Purpose of review: Drug-eluting stents (DES) are effective in reducing neointimal proliferation and in-stent restenosis. However, the procedure is complicated by early and late stent thrombosis that is related to incomplete healing, leading to stent malapposition and incomplete reendothelialization. Stent restenosis results in significant mortality and morbidity and portends a poor long-term outcome. In this article, we review recent findings regarding the prevalence of late and very late stent thrombosis (VLST) and the mechanisms that may be at play.

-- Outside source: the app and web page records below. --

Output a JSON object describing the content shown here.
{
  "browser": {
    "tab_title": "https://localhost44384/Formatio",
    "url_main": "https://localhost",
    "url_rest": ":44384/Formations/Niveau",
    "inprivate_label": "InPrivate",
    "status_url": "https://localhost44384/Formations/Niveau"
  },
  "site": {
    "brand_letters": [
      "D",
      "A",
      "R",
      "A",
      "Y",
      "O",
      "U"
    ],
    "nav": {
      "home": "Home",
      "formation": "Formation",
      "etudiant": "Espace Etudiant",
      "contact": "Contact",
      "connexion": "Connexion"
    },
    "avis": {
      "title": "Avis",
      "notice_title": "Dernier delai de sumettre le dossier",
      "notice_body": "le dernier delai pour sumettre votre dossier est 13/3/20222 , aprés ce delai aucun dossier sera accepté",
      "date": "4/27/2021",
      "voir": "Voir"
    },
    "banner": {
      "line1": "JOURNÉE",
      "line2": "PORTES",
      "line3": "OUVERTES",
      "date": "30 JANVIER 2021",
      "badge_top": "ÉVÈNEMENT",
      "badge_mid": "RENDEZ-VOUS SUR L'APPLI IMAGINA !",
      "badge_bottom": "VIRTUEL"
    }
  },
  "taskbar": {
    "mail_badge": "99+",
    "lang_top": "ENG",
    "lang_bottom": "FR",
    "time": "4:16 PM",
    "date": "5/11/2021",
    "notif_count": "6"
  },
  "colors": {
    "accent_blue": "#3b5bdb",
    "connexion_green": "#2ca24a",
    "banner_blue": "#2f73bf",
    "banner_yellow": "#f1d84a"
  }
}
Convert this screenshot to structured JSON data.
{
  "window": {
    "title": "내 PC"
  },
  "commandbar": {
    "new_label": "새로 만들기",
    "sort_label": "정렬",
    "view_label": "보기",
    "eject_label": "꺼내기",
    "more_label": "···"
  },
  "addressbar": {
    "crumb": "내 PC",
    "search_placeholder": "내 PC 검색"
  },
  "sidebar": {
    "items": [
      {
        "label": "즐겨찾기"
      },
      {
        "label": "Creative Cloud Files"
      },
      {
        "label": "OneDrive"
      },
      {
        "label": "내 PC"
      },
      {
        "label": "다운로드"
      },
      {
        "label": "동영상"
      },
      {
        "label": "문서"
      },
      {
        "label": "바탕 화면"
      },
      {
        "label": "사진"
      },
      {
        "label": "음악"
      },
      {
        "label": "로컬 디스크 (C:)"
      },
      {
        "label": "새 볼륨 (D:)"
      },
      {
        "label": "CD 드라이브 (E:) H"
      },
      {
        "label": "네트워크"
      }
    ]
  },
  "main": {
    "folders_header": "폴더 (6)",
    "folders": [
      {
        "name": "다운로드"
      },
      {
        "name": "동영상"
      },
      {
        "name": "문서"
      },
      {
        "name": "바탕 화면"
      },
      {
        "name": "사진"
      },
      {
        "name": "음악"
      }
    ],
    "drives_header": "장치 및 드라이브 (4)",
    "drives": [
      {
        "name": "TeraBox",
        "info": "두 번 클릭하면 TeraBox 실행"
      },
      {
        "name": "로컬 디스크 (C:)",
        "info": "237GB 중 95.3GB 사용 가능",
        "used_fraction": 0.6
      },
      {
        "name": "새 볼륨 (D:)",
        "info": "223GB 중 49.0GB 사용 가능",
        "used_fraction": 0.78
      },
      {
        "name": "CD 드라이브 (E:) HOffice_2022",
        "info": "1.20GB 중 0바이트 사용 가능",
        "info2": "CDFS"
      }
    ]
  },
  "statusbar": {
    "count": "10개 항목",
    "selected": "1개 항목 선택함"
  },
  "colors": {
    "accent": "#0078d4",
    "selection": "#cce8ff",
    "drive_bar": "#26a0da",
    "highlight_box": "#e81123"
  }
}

Recent findings: Long-term follow-up from large registry studies and randomized controlled trials of DES implantation have recently created an awareness of the persistence of VLST (0.26%/year) for up to at least 5 years. Recent findings utilizing intravascular ultrasound and optical coherence tomography have also provided important insights into the mechanism of VLST and suggest that delayed healing and neoatherosclerosis are important. Finally, the development of novel stent scaffolds and antiplatelet agents holds much promise for reducing the risk of VLST.
Summary: DES implantation continues to be complicated by the risk of VLST. Recent insights into the mechanisms of this significant clinical problem have important implications in preventing VLST.